* **Aim of the exercise**: The reply should consist of every entry, repeated exactly.

══════════

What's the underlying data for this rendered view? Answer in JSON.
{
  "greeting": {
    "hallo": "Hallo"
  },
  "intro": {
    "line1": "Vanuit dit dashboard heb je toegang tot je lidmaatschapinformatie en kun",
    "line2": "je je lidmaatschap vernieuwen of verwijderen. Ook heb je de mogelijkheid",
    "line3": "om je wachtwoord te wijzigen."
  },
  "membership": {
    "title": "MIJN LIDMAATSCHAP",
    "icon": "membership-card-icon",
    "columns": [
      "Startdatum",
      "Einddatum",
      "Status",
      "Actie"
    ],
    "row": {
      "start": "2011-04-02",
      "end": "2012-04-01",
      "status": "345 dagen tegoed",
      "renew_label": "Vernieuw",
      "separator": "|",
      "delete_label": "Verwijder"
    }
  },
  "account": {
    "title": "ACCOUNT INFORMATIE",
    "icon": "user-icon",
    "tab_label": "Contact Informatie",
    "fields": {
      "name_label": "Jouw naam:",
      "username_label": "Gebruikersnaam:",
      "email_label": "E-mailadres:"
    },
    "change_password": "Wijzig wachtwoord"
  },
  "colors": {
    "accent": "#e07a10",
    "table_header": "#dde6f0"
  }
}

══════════

* **Worked solution**:
What's the underlying data for this rendered view? Answer in JSON.
{
  "greeting": {
    "hallo": "Hallo"
  },
  "intro": {
    "line1": "Vanuit dit dashboard heb je toegang tot je lidmaatschapinformatie en kun",
    "line2": "je je lidmaatschap vernieuwen of verwijderen. Ook heb je de mogelijkheid",
    "line3": "om je wachtwoord te wijzigen."
  },
  "membership": {
    "title": "MIJN LIDMAATSCHAP",
    "icon": "membership-card-icon",
    "columns": [
      "Startdatum",
      "Einddatum",
      "Status",
      "Actie"
    ],
    "row": {
      "start": "2011-04-02",
      "end": "2012-04-01",
      "status": "345 dagen tegoed",
      "renew_label": "Vernieuw",
      "separator": "|",
      "delete_label": "Verwijder"
    }
  },
  "account": {
    "title": "ACCOUNT INFORMATIE",
    "icon": "user-icon",
    "tab_label": "Contact Informatie",
    "fields": {
      "name_label": "Jouw naam:",
      "username_label": "Gebruikersnaam:",
      "email_label": "E-mailadres:"
    },
    "change_password": "Wijzig wachtwoord"
  },
  "colors": {
    "accent": "#e07a10",
    "table_header": "#dde6f0"
  }
}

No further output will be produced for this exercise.